Yet GREEN EYES works on the whole as its heart is in the right place. The production value is a bit inconsistent, but the cinematography, editing, sound, and an especially great musical score all raise an indie film to serious storytelling with characters who have more depth than the most of what you’ll find in Hollywood films. And like any good novel, it deserved to be revisited. I have no doubt I will see new things the next time I view GREEN EYES, and I will want to watch it again and again. I really hope film distributors will take notice of this strong work, as it’s worth noting that GREEN EYES serves as a calling card for the entire New York/New Jersey indie film community. A herald of sorts, it represents the best that this emerging pool of talent has to offer.

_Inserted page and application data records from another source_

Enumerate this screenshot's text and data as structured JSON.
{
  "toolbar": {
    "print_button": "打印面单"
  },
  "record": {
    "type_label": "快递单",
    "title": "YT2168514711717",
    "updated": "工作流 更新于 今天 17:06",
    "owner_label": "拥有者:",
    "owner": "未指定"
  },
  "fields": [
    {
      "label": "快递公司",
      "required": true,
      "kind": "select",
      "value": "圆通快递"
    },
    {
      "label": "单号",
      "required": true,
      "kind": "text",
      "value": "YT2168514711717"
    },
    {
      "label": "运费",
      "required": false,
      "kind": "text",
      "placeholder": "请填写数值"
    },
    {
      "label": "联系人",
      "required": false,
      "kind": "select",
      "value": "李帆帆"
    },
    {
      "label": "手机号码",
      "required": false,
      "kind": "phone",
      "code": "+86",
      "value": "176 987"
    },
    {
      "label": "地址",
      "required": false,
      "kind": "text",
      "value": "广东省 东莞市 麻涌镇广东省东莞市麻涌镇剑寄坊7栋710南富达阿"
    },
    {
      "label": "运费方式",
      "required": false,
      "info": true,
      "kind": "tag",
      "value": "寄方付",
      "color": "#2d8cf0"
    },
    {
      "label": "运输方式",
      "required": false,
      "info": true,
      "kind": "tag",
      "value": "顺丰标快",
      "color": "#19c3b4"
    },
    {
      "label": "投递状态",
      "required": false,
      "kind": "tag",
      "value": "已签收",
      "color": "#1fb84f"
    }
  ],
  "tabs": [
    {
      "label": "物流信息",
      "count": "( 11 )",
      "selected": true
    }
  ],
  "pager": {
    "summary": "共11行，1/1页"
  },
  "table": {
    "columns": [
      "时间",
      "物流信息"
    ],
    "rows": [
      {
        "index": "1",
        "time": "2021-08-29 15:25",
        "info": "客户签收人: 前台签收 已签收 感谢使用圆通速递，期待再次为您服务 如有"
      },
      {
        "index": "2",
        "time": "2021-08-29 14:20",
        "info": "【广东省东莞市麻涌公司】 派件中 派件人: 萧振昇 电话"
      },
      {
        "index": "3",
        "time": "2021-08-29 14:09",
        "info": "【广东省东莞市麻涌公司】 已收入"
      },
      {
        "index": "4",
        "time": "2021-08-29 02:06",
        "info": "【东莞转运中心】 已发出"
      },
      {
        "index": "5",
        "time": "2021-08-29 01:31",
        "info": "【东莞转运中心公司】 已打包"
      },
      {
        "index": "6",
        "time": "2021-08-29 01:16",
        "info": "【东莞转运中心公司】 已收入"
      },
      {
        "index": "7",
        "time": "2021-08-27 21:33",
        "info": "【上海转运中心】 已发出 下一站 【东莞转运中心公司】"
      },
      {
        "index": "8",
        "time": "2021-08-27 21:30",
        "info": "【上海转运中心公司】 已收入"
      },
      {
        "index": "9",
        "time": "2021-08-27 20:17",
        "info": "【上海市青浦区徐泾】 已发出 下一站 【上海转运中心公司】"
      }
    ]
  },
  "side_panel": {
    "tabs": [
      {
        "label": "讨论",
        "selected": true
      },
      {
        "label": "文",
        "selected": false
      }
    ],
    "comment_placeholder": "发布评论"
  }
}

But perhaps the best moment of the premiere was seeing Gattanella with his wife, Korey Hughes, who played a major role in the film’s production, present at many shoots, and always supportive. Filmmaking is impossible without the support of loved ones, and for a story that focuses so much on strained relationships and being unable to connect, it was nice to see the director share a loving relationship with his wife. I strongly feel that without Korey Hughes, much of this film’s production would not have been possible, and so, perhaps even more than Jamie’s eyes, it is the photo below that best represents this film: